- A father accuses Putin, rebel and Ukrainian leaders of murdering his daughter
- Dutch foreign minister: Human remains have become part of "a political game"
- U.S. ambassador: Families are crying out for closure
- A grieving mother appeals to Russia's Putin for help returning bodies to the Netherlands
First came the devastating news that Malaysia Airlines Flight 17 had crashed. Then, the horrifying accusation that someone shot it out of the sky.
And now this -- the fear that their loved ones' remains might never make it home.
"We want to know where my brother...is right now, and we still don't," Paul de Kuijer told CNN on Monday.
Authorities have said a train carrying the bodies of hundreds of victims is on its way to Kharkiv, Ukraine. But de Kuijer said he hasn't gotten any word about whether his brother Pim is on it.
"We don't know whether they recovered his body, whether it's on the train, whether it will be coming to the Netherlands soon," he said. "These are the big questions that we have right now."
The 298 people aboard Malaysia Airlines 17 when it crashed on Thursday left behind hundreds of family members across the globe.
Some say their voices are getting lost in an international political scuffle as world leaders face off over what happened to the downed jet.
"The passengers aboard Malaysia Airlines Flight 17 had nothing to do with the conflict in eastern Ukraine. They were families heading on vacation, students returning home from abroad, researchers trying to eradicate a deadly disease," U.S. Ambassador to the United Nations Samantha Power said Monday. "Those who were killed deserve to be treated with dignity and their families are crying out, as we have heard, for closure."

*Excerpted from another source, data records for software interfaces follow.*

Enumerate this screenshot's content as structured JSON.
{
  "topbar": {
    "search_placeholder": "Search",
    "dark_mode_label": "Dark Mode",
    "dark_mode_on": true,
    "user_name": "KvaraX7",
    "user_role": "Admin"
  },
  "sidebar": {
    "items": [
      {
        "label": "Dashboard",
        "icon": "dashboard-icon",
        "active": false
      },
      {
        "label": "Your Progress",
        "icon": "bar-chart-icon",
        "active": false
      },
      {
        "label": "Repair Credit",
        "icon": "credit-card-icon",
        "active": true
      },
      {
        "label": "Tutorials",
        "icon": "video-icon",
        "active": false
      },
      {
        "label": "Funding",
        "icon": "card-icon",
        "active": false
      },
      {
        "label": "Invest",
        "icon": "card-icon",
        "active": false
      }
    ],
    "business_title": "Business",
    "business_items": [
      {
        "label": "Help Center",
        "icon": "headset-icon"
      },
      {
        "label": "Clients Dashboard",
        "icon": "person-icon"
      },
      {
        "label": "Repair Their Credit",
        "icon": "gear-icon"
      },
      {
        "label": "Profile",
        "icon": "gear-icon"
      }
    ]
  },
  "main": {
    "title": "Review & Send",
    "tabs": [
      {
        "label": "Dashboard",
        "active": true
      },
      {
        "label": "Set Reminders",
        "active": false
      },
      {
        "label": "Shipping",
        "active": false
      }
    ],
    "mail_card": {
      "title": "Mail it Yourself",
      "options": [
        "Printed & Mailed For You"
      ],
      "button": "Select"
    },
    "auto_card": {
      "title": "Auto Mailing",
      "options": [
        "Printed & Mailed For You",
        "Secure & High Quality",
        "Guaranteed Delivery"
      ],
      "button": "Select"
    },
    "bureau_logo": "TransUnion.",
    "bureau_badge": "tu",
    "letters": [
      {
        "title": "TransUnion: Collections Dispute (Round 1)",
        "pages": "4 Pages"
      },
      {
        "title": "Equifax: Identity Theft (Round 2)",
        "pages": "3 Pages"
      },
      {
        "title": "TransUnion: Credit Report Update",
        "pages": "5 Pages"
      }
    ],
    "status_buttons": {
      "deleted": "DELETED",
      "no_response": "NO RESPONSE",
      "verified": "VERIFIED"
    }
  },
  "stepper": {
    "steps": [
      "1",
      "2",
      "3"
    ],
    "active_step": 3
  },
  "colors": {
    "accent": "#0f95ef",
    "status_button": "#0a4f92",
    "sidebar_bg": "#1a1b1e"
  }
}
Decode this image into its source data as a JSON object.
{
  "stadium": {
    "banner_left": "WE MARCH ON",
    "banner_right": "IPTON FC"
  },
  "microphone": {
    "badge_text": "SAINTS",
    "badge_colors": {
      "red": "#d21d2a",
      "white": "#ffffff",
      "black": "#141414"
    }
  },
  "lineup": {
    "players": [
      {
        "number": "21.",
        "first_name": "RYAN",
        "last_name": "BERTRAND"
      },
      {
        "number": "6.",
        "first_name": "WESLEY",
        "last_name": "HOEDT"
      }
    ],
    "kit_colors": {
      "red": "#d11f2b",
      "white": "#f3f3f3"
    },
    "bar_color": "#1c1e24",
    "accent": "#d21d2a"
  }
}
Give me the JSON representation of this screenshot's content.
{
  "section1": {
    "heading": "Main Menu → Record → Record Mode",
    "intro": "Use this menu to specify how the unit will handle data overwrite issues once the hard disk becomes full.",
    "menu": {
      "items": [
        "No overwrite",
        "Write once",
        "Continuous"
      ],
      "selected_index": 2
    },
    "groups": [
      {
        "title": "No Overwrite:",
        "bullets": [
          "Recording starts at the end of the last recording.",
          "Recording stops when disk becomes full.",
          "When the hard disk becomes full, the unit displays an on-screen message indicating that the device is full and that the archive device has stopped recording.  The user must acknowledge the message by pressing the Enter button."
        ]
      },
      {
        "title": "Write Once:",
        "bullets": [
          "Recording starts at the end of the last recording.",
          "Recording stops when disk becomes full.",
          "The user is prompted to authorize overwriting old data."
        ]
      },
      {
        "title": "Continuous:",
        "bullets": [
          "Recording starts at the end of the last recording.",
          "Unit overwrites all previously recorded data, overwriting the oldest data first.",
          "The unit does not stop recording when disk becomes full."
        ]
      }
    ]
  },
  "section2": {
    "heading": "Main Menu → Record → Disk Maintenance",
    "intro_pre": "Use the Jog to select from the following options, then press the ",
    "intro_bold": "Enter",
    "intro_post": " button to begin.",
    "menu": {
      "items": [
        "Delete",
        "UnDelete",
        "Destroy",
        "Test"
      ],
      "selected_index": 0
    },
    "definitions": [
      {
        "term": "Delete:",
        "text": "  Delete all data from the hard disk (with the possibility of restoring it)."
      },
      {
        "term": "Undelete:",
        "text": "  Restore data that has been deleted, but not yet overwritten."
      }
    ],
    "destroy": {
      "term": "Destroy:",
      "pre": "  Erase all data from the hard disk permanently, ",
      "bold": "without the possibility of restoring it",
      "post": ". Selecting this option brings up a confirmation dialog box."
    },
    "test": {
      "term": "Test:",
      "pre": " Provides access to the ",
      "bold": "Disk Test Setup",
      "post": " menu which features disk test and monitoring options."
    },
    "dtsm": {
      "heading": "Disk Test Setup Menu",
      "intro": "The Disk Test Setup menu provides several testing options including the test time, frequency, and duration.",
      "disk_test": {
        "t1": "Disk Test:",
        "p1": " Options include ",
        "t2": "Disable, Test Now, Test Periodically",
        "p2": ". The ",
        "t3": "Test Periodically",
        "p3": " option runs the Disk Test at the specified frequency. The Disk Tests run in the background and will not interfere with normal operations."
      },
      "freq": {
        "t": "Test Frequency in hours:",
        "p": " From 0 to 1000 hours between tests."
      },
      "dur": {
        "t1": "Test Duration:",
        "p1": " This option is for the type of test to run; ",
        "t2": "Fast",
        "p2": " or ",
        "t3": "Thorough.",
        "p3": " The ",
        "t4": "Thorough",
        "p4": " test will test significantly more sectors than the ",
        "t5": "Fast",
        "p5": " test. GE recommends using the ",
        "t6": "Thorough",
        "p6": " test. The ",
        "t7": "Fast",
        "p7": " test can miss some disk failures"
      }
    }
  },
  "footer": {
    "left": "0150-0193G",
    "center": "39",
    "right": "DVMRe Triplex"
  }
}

As presidents, prime ministers and ambassadors pointed fingers over who was responsible for the crash, father Hans de Borst spoke out in a Facebook post.
He accused Russian President Vladimir Putin, the Ukrainian government and separatists of murdering his 17-year-old daughter, who was nearing the end of high school and planning to study engineering.
"She was looking forward to it!" de Borst wrote. "But suddenly she is not here anymore! She has been shot out of the sky, in an unknown country, where there is a war going on! Aforementioned misters, I hope you're proud to have shot her. ... And that you will be able to look at yourself in the mirror tomorrow morning."
Dutch Foreign Minister Frans Timmermans said bringing the remains of the 193 Dutch citizens who died in the crash home was his country's top priority. He decried what he called disturbing reports of how bodies had been treated at the scene of the crash.
"Just imagine that you first get the news that your husband was killed. and then within two or three days, you see images of some thug removing a wedding band from their hands. Just imagine that this could be your spouse," he said. "To my dying day, I will not understand that it took so much time for the rescue workers to be allowed to do their difficult jobs, and that human remains should be used in a political game."
Even as reports that thieves have been picking over bodies at the scene draw sharp condemnation from international officials, Silene Fredriksz said she wasn't worried about material things.
Until the remains of her son and his girlfriend are returned, Fredriksz said she's paralyzed.
"I can do nothing but wait for the bodies," she told CNN. "They can have everything, but the bodies have to come back. Take their iPhones, take their money, take everything."
In Malaysia, a group of families of victims meeting with government officials had just one request, state media reported.
"That the bodies be brought back in whatever condition," Malaysian government minister Datuk Seri Rohani said.
In Britain, Hugo Hoare told The Mirror that he was worried about whether rebels were taking care of the bodies of his 59-year-old brother Andrew and the other crash victims.
"I just hope whatever they are doing is humane and their intention is just to release them at the appropriate time. The first thing I thought was, what if they are going to use them as a bargaining chip?" Hoare said. "We just have to follow normal pressure through diplomatic channels and just hope there is a decent resolution at the end of it."
Standing at Amsterdam's Schipohl Airport, just meters away from the place where her son and his girlfriend checked in for their flight last week, Fredriksz asked Russian President Vladimir Putin for help.
"Mr. Putin," she said, "please take care of my son and my daughter, to bring them home."
Her son, Bryce, 23, and his girlfriend Daisy Oehlers were on their way to Bali when the plane was downed in war-torn eastern Ukraine.
Fredriksz had bought the "beautiful young couple" their tickets for a holiday after the death of Oehlers' mother 2½ months ago.
"I paid their tickets to give them four weeks holiday to find their happiness again," she said.
Supported by family members, Fredriksz, sometimes in tears, described searching through grisly photos on social media in an effort to find her son.
"I saw pictures on Facebook of bodies. Complete bodies. I had to look at it because maybe my son was on the picture," she said.
Fredriksz couldn't find him. But that hasn't dampened her resolve.
She knows she wants to bring Bryce and Daisy together again.
"Here. They have to be buried together," she said from Amsterdam. "They died together. They loved each other. They have to be together forever."